-- WHAT YOU WILL DO --
Every picture is to be removed, and all the data is to be copied exactly.

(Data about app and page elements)
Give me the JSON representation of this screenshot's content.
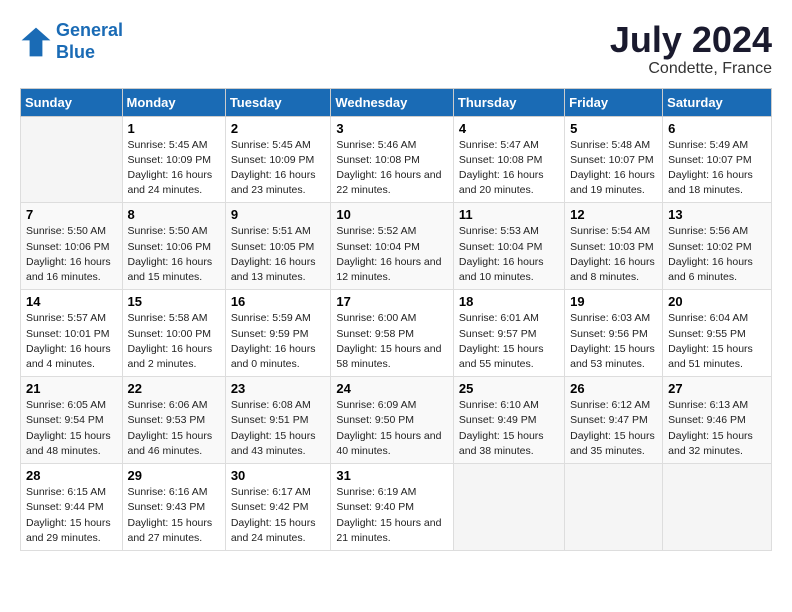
{
  "logo": {
    "line1": "General",
    "line2": "Blue"
  },
  "title": "July 2024",
  "subtitle": "Condette, France",
  "days": [
    "Sunday",
    "Monday",
    "Tuesday",
    "Wednesday",
    "Thursday",
    "Friday",
    "Saturday"
  ],
  "weeks": [
    [
      {
        "date": "",
        "info": ""
      },
      {
        "date": "1",
        "info": "Sunrise: 5:45 AM\nSunset: 10:09 PM\nDaylight: 16 hours\nand 24 minutes."
      },
      {
        "date": "2",
        "info": "Sunrise: 5:45 AM\nSunset: 10:09 PM\nDaylight: 16 hours\nand 23 minutes."
      },
      {
        "date": "3",
        "info": "Sunrise: 5:46 AM\nSunset: 10:08 PM\nDaylight: 16 hours\nand 22 minutes."
      },
      {
        "date": "4",
        "info": "Sunrise: 5:47 AM\nSunset: 10:08 PM\nDaylight: 16 hours\nand 20 minutes."
      },
      {
        "date": "5",
        "info": "Sunrise: 5:48 AM\nSunset: 10:07 PM\nDaylight: 16 hours\nand 19 minutes."
      },
      {
        "date": "6",
        "info": "Sunrise: 5:49 AM\nSunset: 10:07 PM\nDaylight: 16 hours\nand 18 minutes."
      }
    ],
    [
      {
        "date": "7",
        "info": "Sunrise: 5:50 AM\nSunset: 10:06 PM\nDaylight: 16 hours\nand 16 minutes."
      },
      {
        "date": "8",
        "info": "Sunrise: 5:50 AM\nSunset: 10:06 PM\nDaylight: 16 hours\nand 15 minutes."
      },
      {
        "date": "9",
        "info": "Sunrise: 5:51 AM\nSunset: 10:05 PM\nDaylight: 16 hours\nand 13 minutes."
      },
      {
        "date": "10",
        "info": "Sunrise: 5:52 AM\nSunset: 10:04 PM\nDaylight: 16 hours\nand 12 minutes."
      },
      {
        "date": "11",
        "info": "Sunrise: 5:53 AM\nSunset: 10:04 PM\nDaylight: 16 hours\nand 10 minutes."
      },
      {
        "date": "12",
        "info": "Sunrise: 5:54 AM\nSunset: 10:03 PM\nDaylight: 16 hours\nand 8 minutes."
      },
      {
        "date": "13",
        "info": "Sunrise: 5:56 AM\nSunset: 10:02 PM\nDaylight: 16 hours\nand 6 minutes."
      }
    ],
    [
      {
        "date": "14",
        "info": "Sunrise: 5:57 AM\nSunset: 10:01 PM\nDaylight: 16 hours\nand 4 minutes."
      },
      {
        "date": "15",
        "info": "Sunrise: 5:58 AM\nSunset: 10:00 PM\nDaylight: 16 hours\nand 2 minutes."
      },
      {
        "date": "16",
        "info": "Sunrise: 5:59 AM\nSunset: 9:59 PM\nDaylight: 16 hours\nand 0 minutes."
      },
      {
        "date": "17",
        "info": "Sunrise: 6:00 AM\nSunset: 9:58 PM\nDaylight: 15 hours\nand 58 minutes."
      },
      {
        "date": "18",
        "info": "Sunrise: 6:01 AM\nSunset: 9:57 PM\nDaylight: 15 hours\nand 55 minutes."
      },
      {
        "date": "19",
        "info": "Sunrise: 6:03 AM\nSunset: 9:56 PM\nDaylight: 15 hours\nand 53 minutes."
      },
      {
        "date": "20",
        "info": "Sunrise: 6:04 AM\nSunset: 9:55 PM\nDaylight: 15 hours\nand 51 minutes."
      }
    ],
    [
      {
        "date": "21",
        "info": "Sunrise: 6:05 AM\nSunset: 9:54 PM\nDaylight: 15 hours\nand 48 minutes."
      },
      {
        "date": "22",
        "info": "Sunrise: 6:06 AM\nSunset: 9:53 PM\nDaylight: 15 hours\nand 46 minutes."
      },
      {
        "date": "23",
        "info": "Sunrise: 6:08 AM\nSunset: 9:51 PM\nDaylight: 15 hours\nand 43 minutes."
      },
      {
        "date": "24",
        "info": "Sunrise: 6:09 AM\nSunset: 9:50 PM\nDaylight: 15 hours\nand 40 minutes."
      },
      {
        "date": "25",
        "info": "Sunrise: 6:10 AM\nSunset: 9:49 PM\nDaylight: 15 hours\nand 38 minutes."
      },
      {
        "date": "26",
        "info": "Sunrise: 6:12 AM\nSunset: 9:47 PM\nDaylight: 15 hours\nand 35 minutes."
      },
      {
        "date": "27",
        "info": "Sunrise: 6:13 AM\nSunset: 9:46 PM\nDaylight: 15 hours\nand 32 minutes."
      }
    ],
    [
      {
        "date": "28",
        "info": "Sunrise: 6:15 AM\nSunset: 9:44 PM\nDaylight: 15 hours\nand 29 minutes."
      },
      {
        "date": "29",
        "info": "Sunrise: 6:16 AM\nSunset: 9:43 PM\nDaylight: 15 hours\nand 27 minutes."
      },
      {
        "date": "30",
        "info": "Sunrise: 6:17 AM\nSunset: 9:42 PM\nDaylight: 15 hours\nand 24 minutes."
      },
      {
        "date": "31",
        "info": "Sunrise: 6:19 AM\nSunset: 9:40 PM\nDaylight: 15 hours\nand 21 minutes."
      },
      {
        "date": "",
        "info": ""
      },
      {
        "date": "",
        "info": ""
      },
      {
        "date": "",
        "info": ""
      }
    ]
  ]
}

-- ANSWER TO THIS TASK --
Give me the JSON representation of this screenshot's content.
{
  "logo": {
    "line1": "General",
    "line2": "Blue"
  },
  "title": "July 2024",
  "subtitle": "Condette, France",
  "days": [
    "Sunday",
    "Monday",
    "Tuesday",
    "Wednesday",
    "Thursday",
    "Friday",
    "Saturday"
  ],
  "weeks": [
    [
      {
        "date": "",
        "info": ""
      },
      {
        "date": "1",
        "info": "Sunrise: 5:45 AM\nSunset: 10:09 PM\nDaylight: 16 hours\nand 24 minutes."
      },
      {
        "date": "2",
        "info": "Sunrise: 5:45 AM\nSunset: 10:09 PM\nDaylight: 16 hours\nand 23 minutes."
      },
      {
        "date": "3",
        "info": "Sunrise: 5:46 AM\nSunset: 10:08 PM\nDaylight: 16 hours\nand 22 minutes."
      },
      {
        "date": "4",
        "info": "Sunrise: 5:47 AM\nSunset: 10:08 PM\nDaylight: 16 hours\nand 20 minutes."
      },
      {
        "date": "5",
        "info": "Sunrise: 5:48 AM\nSunset: 10:07 PM\nDaylight: 16 hours\nand 19 minutes."
      },
      {
        "date": "6",
        "info": "Sunrise: 5:49 AM\nSunset: 10:07 PM\nDaylight: 16 hours\nand 18 minutes."
      }
    ],
    [
      {
        "date": "7",
        "info": "Sunrise: 5:50 AM\nSunset: 10:06 PM\nDaylight: 16 hours\nand 16 minutes."
      },
      {
        "date": "8",
        "info": "Sunrise: 5:50 AM\nSunset: 10:06 PM\nDaylight: 16 hours\nand 15 minutes."
      },
      {
        "date": "9",
        "info": "Sunrise: 5:51 AM\nSunset: 10:05 PM\nDaylight: 16 hours\nand 13 minutes."
      },
      {
        "date": "10",
        "info": "Sunrise: 5:52 AM\nSunset: 10:04 PM\nDaylight: 16 hours\nand 12 minutes."
      },
      {
        "date": "11",
        "info": "Sunrise: 5:53 AM\nSunset: 10:04 PM\nDaylight: 16 hours\nand 10 minutes."
      },
      {
        "date": "12",
        "info": "Sunrise: 5:54 AM\nSunset: 10:03 PM\nDaylight: 16 hours\nand 8 minutes."
      },
      {
        "date": "13",
        "info": "Sunrise: 5:56 AM\nSunset: 10:02 PM\nDaylight: 16 hours\nand 6 minutes."
      }
    ],
    [
      {
        "date": "14",
        "info": "Sunrise: 5:57 AM\nSunset: 10:01 PM\nDaylight: 16 hours\nand 4 minutes."
      },
      {
        "date": "15",
        "info": "Sunrise: 5:58 AM\nSunset: 10:00 PM\nDaylight: 16 hours\nand 2 minutes."
      },
      {
        "date": "16",
        "info": "Sunrise: 5:59 AM\nSunset: 9:59 PM\nDaylight: 16 hours\nand 0 minutes."
      },
      {
        "date": "17",
        "info": "Sunrise: 6:00 AM\nSunset: 9:58 PM\nDaylight: 15 hours\nand 58 minutes."
      },
      {
        "date": "18",
        "info": "Sunrise: 6:01 AM\nSunset: 9:57 PM\nDaylight: 15 hours\nand 55 minutes."
      },
      {
        "date": "19",
        "info": "Sunrise: 6:03 AM\nSunset: 9:56 PM\nDaylight: 15 hours\nand 53 minutes."
      },
      {
        "date": "20",
        "info": "Sunrise: 6:04 AM\nSunset: 9:55 PM\nDaylight: 15 hours\nand 51 minutes."
      }
    ],
    [
      {
        "date": "21",
        "info": "Sunrise: 6:05 AM\nSunset: 9:54 PM\nDaylight: 15 hours\nand 48 minutes."
      },
      {
        "date": "22",
        "info": "Sunrise: 6:06 AM\nSunset: 9:53 PM\nDaylight: 15 hours\nand 46 minutes."
      },
      {
        "date": "23",
        "info": "Sunrise: 6:08 AM\nSunset: 9:51 PM\nDaylight: 15 hours\nand 43 minutes."
      },
      {
        "date": "24",
        "info": "Sunrise: 6:09 AM\nSunset: 9:50 PM\nDaylight: 15 hours\nand 40 minutes."
      },
      {
        "date": "25",
        "info": "Sunrise: 6:10 AM\nSunset: 9:49 PM\nDaylight: 15 hours\nand 38 minutes."
      },
      {
        "date": "26",
        "info": "Sunrise: 6:12 AM\nSunset: 9:47 PM\nDaylight: 15 hours\nand 35 minutes."
      },
      {
        "date": "27",
        "info": "Sunrise: 6:13 AM\nSunset: 9:46 PM\nDaylight: 15 hours\nand 32 minutes."
      }
    ],
    [
      {
        "date": "28",
        "info": "Sunrise: 6:15 AM\nSunset: 9:44 PM\nDaylight: 15 hours\nand 29 minutes."
      },
      {
        "date": "29",
        "info": "Sunrise: 6:16 AM\nSunset: 9:43 PM\nDaylight: 15 hours\nand 27 minutes."
      },
      {
        "date": "30",
        "info": "Sunrise: 6:17 AM\nSunset: 9:42 PM\nDaylight: 15 hours\nand 24 minutes."
      },
      {
        "date": "31",
        "info": "Sunrise: 6:19 AM\nSunset: 9:40 PM\nDaylight: 15 hours\nand 21 minutes."
      },
      {
        "date": "",
        "info": ""
      },
      {
        "date": "",
        "info": ""
      },
      {
        "date": "",
        "info": ""
      }
    ]
  ]
}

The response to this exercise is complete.